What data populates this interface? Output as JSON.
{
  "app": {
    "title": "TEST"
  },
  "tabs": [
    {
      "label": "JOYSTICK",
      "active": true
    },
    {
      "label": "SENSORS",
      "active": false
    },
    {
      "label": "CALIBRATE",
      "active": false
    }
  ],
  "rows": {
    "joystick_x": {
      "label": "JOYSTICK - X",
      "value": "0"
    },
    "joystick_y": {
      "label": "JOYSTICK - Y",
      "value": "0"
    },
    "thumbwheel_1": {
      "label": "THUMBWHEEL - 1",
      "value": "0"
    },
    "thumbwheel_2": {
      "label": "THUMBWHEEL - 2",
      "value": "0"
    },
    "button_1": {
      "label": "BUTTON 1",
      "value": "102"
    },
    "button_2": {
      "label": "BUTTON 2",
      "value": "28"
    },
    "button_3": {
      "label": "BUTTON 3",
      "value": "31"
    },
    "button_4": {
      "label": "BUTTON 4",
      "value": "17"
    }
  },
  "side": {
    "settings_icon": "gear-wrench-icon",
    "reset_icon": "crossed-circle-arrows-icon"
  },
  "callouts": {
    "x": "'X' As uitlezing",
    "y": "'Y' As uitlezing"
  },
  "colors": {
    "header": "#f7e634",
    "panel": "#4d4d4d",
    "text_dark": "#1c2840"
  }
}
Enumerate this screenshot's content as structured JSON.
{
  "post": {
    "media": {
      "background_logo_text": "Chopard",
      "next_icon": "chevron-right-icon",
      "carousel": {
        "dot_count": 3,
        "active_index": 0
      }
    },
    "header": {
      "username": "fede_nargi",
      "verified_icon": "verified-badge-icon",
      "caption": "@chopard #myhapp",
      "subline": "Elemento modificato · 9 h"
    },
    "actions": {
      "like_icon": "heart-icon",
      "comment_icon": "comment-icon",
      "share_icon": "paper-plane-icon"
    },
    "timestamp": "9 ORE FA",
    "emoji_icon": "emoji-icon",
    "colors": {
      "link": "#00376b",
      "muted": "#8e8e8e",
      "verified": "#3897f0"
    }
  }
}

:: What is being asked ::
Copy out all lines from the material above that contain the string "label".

:: Solution to this exercise ::
      "label": "JOYSTICK",
      "label": "SENSORS",
      "label": "CALIBRATE",
      "label": "JOYSTICK - X",
      "label": "JOYSTICK - Y",
      "label": "THUMBWHEEL - 1",
      "label": "THUMBWHEEL - 2",
      "label": "BUTTON 1",
      "label": "BUTTON 2",
      "label": "BUTTON 3",
      "label": "BUTTON 4",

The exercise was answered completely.